The truth, the whole truth, and nothing but the truth: the English Corn Returns as a data source in economic history, 1770-1914
From 1770 to 1914, the British Government collected weekly price and quantity data for all types of grain traded in many market towns; these 'Corn Returns' were published in the London Gazette. We computerized the data published between 1770 and 1864, totalling around 6 million data points. Here we describe the nature of these data; discuss why, when, and how they were collected; consider their accuracy and biases; describe how we computerized them; and offer caveats in using these—and similar—data. We highlight the problem of drawing valid inferences in the face of price impact from fluctuating grain quality and rising imports. Copyright , Oxford University Press.
If you experience problems downloading a file, check if you have the proper application to view it first. In case of further problems read the IDEAS help page. Note that these files are not on the IDEAS site. Please be patient as the files may be large.
As the access to this document is restricted, you may want to look for a different version under "Related research" (further below) or search for a different version of it.
Volume (Year): 17 (2013)
Issue (Month): 3 (August)
|Contact details of provider:|| |
References listed on IDEAS
Please report citation or reference errors to , or , if you are the registered author of the cited work, log in to your RePEc Author Service profile, click on "citations" and make appropriate adjustments.:
- Jorg Baten & Dorothee Crayen & Hans-Joachim Voth, 2014. "Numeracy and the Impact of High Food Prices in Industrializing Britain, 1780–1850," The Review of Economics and Statistics, MIT Press, vol. 96(3), pages 418-430, July.
- Jacks, David S., 2011.
"Foreign wars, domestic markets: England, 1793–1815,"
European Review of Economic History,
Cambridge University Press, vol. 15(02), pages 277-311, August.
- David S. Jacks, 2010. "Foreign Wars, Domestic Markets: England, 1793-1815," NBER Working Papers 16236, National Bureau of Economic Research, Inc.
- Keller, Wolfgang & Shiue, Carol Hua, 2004.
"Markets in China and Europe on the Eve of the Industrial Revolution,"
CEPR Discussion Papers
4420, C.E.P.R. Discussion Papers.
- Carol H. Shiue & Wolfgang Keller, 2007. "Markets in China and Europe on the Eve of the Industrial Revolution," American Economic Review, American Economic Association, vol. 97(4), pages 1189-1216, September.
- Carol H. Shiue & Wolfgang Keller, 2004. "Markets in China and Europe on the Eve of the Industrial Revolution," NBER Working Papers 10778, National Bureau of Economic Research, Inc.

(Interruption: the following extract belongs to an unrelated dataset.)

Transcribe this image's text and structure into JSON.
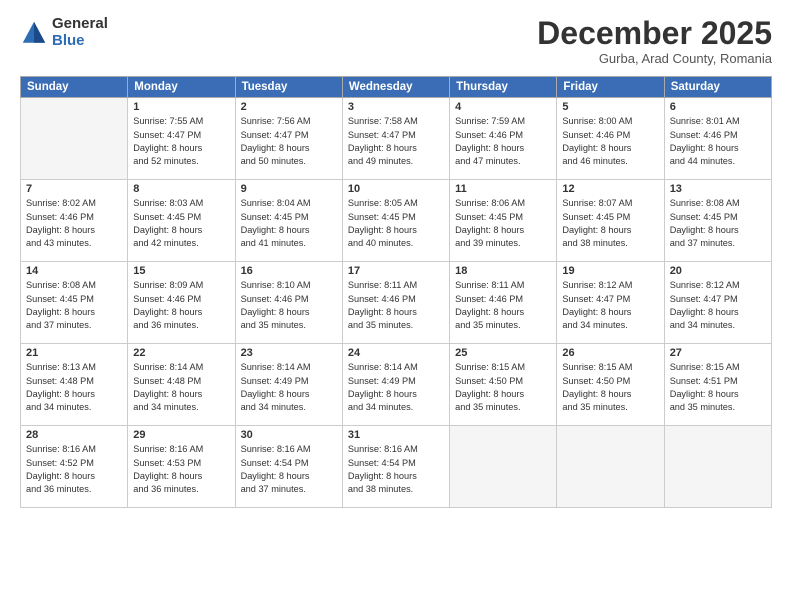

- Feinstein, Charles H., 1998. "Pessimism Perpetuated: Real Wages and the Standard of Living in Britain during and after the Industrial Revolution," The Journal of Economic History, Cambridge University Press, vol. 58(03), pages 625-658, September.
- Susan Fairlie, 1969. "The Corn Laws and British Wheat Production, 1829-76," Economic History Review, Economic History Society, vol. 22(1), pages 88-110, 04.
- Robert C. Allen, 1999. "Tracking the agricultural revolution in England," Economic History Review, Economic History Society, vol. 52(2), pages 209-235, 05.
- Gregory Clark, 2001. "Farm Wages and Living Standards in the Industrial Revolution: England,1670–1869[This resea]," Economic History Review, Economic History Society, vol. 54(3), pages 477-505, 08.
- S. Fairlie, 1965. "The Nineteenth-Century Corn Law Reconsidered," Economic History Review, Economic History Society, vol. 18(3), pages 562-575, December.
- Wray Vamplew, 1981. "Tithes and Agriculture: Some Comments on Commutation," Economic History Review, Economic History Society, vol. 34(1), pages 115-119, 02.
When requesting a correction, please mention this item's handle: RePEc:oup:ereveh:v:17:y:2013:i:3:p:318-339. See general information about how to correct material in RePEc.
For technical questions regarding this item, or to correct its authors, title, abstract, bibliographic or download information, contact: (Oxford University Press)or (Christopher F. Baum)
If you have authored this item and are not yet registered with RePEc, we encourage you to do it here. This allows to link your profile to this item. It also allows you to accept potential citations to this item that we are uncertain about.
If references are entirely missing, you can add them using this form.
If the full references list an item that is present in RePEc, but the system did not link to it, you can help with this form.
If you know of missing items citing this one, you can help us creating those links by adding the relevant references in the same way as above, for each refering item. If you are a registered author of this item, you may also want to check the "citations" tab in your profile, as there may be some citations waiting for confirmation.
Please note that corrections may take a couple of weeks to filter through the various RePEc services.